10 September 2009

Synopses pave the road to hell

I've been battling a synopsis for a week now, and the dread beast is winning.

You'd think that creating a synopsis for my latest book would be a breeze. After all, it's a summary of what I just spent the last six months (or year) working on. I just need to tell the story in as few words as possible. Yet of all the activities that come with this crazy business, writing the synopsis is the hardest.

Whether I write it before I begin the book, after I finish it, or while roaring drunk, it's always a tedious, painfully uncreative process that requires me to reduce my intricately woven plot, my complex, three-dimensional characters and heart-rending conflict to a few descriptive phrases that also reflect my voice and writing skill.

Sure. Fine. No problem.

I envy authors who can whip out a synopsis in an afternoon.
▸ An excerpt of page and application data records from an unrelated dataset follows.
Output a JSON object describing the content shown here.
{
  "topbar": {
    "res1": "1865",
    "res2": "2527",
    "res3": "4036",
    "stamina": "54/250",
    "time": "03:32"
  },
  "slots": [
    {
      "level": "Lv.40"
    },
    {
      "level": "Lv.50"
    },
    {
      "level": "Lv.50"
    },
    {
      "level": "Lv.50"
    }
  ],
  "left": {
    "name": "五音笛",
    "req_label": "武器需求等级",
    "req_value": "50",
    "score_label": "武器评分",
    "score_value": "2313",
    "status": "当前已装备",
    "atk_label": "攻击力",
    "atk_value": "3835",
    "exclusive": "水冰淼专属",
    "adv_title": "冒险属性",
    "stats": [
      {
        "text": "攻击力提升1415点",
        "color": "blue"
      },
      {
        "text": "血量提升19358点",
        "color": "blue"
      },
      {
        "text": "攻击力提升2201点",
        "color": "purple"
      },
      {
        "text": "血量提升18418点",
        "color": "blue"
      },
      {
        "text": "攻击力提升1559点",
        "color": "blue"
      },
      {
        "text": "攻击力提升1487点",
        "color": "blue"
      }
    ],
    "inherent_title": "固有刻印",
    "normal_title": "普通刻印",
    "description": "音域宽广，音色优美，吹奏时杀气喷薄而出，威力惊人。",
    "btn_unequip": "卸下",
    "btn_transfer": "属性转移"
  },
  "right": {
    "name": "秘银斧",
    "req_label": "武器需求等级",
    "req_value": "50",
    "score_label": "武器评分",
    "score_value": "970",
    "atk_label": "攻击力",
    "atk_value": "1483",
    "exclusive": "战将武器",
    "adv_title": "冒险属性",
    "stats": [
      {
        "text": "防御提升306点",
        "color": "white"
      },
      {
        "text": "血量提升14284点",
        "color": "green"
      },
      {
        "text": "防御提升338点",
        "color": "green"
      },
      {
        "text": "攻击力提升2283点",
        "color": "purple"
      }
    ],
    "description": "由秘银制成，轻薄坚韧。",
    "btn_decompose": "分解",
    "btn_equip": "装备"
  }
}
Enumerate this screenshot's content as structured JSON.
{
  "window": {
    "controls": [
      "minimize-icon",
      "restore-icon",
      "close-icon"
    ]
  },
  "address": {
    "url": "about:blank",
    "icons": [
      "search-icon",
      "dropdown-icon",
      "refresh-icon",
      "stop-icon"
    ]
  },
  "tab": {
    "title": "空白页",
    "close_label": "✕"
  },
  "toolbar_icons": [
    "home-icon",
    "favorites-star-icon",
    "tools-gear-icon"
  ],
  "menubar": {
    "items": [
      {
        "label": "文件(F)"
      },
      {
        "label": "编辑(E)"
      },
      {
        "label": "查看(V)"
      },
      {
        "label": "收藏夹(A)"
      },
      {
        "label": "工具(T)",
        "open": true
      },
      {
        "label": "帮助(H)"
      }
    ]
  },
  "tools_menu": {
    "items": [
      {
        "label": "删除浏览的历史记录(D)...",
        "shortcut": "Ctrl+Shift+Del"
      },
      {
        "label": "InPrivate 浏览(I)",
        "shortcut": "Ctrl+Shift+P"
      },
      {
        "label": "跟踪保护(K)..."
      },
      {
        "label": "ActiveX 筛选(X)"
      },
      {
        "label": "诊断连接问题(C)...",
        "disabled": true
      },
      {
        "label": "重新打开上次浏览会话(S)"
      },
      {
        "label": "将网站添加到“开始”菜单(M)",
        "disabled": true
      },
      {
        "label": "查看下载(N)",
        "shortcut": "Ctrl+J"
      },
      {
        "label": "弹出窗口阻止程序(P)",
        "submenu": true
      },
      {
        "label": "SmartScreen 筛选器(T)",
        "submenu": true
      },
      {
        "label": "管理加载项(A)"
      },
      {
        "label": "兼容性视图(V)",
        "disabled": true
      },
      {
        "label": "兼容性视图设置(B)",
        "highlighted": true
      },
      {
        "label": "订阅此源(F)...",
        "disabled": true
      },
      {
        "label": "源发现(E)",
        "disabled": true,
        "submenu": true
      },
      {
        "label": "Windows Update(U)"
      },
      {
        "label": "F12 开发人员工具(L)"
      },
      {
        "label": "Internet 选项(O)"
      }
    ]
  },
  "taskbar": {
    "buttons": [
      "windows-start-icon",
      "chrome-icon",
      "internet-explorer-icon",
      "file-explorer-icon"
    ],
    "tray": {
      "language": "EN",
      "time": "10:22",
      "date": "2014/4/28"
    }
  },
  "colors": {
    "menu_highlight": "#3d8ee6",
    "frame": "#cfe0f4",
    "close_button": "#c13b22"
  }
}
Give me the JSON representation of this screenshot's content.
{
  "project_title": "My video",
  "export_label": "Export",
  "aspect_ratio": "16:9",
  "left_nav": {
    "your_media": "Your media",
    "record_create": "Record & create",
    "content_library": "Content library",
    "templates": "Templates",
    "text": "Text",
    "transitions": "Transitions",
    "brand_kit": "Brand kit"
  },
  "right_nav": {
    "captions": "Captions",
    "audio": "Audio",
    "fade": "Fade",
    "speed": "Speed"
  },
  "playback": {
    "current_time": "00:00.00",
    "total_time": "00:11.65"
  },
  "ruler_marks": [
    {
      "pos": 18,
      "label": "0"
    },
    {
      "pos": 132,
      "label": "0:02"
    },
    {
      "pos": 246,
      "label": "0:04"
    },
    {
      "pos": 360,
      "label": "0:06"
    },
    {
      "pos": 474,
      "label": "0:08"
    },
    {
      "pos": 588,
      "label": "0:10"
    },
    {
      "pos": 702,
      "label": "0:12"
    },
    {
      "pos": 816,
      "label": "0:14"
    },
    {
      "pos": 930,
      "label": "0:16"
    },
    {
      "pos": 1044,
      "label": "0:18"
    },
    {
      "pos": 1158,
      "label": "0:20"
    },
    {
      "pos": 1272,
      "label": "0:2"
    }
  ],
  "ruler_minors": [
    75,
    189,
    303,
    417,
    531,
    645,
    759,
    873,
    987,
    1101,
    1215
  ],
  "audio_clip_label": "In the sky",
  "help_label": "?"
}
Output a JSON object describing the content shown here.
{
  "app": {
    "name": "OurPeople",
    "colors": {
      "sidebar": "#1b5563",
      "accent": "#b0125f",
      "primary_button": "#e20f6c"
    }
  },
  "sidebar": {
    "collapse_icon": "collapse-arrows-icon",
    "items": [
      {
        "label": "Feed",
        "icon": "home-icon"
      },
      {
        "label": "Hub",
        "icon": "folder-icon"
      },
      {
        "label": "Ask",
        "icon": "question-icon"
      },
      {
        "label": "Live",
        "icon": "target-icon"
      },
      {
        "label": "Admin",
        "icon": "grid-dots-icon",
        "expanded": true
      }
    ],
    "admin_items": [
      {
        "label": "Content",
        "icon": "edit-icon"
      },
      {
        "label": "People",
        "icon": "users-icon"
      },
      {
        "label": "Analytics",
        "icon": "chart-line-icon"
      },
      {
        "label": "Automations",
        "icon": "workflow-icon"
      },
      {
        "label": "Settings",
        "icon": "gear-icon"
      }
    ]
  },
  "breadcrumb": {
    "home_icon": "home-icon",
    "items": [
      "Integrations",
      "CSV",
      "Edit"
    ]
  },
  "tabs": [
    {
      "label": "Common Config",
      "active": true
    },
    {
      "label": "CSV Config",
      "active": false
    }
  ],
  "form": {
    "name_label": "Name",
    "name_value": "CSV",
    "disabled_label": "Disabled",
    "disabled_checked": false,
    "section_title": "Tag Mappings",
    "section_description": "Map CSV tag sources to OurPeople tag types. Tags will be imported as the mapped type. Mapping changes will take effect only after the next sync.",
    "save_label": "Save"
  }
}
I honestly can't imagine how they do it. Each time I try to condense my story, I seem to follow the same path. First, I create a 20-page draft that reads like a five-year-old telling a story, i.e. "and then... and then... and then." Eventually, I manage to trim it to about 3 pages, but have to go back and surgically reinsert key turning points so my editor will recognize the book when she gets it.

And no matter how long or diligently I revise, the synopsis always falls far short of capturing the essence of my story. So I rewrite it again. And again. And again.

With each pass, disappointment and frustration breeds in my soul until self-doubt flourishes in me like a glyphosate-resistant weed in a soybean field. After all, if I can't write a decent synopsis, why in the world do I think I just wrote I decent book?

Honestly, synopses are the only thing I don't like about this business. I love the story telling, get jazzed by revisions that improve the story, and even enjoy the self-promotion ( although I'm not very diligent at it). But the synopsis? I'd rather be at the dentist.

Still, the synopsis is a necessary evil, a critical part of the process. It's what you gets your manuscript read if you're unpublished. If published, the synopsis is the critical component of the proposal, the outline that sells your book before it's written.

So I'm curious. What do you do to make the synopsis come together? When do you write it? How?

5 comments:

Celia Yeary said...

KEENA--I dare any editor to say she/he loves to read synopses.As you said, no matter how hard you work on it, and how brilliant your novel is, the synopsis always falls short of depicting the essence of your story. I do not have a magic wand. I do have an easy pattern I found on the Harlequin website--"How to write a Good synopsis." Three parts--begin with a question--well, I can't explain it all here, but even though it sounds easy, I become bogged down anyway.Besides, I can't find it.Celia

Jeffe Kennedy said...

hmm. I'll have to try the roaring drunk method! I paid Laurie Schnebly to do mine. LOVED that solution.

Keena Kincaid said...

Oh, Jeffe, I love that solution, too. What's Laurie's number?

LK Hunsaker said...

"and then... and then... and then..."

ROFL!!

I've only tried to do one so far. It's sitting there stuffed behind every other Word file because when I look at it, I'm convinced I need to give up writing and go paint lines in parking lots. ;-)

liana laverentz said...

Start small and expand instead of the other way around. Start with a blurb like you get in the TV guide and go from there. One paragraph to one page, one page to two, then three, then five, then ten, layering all the way.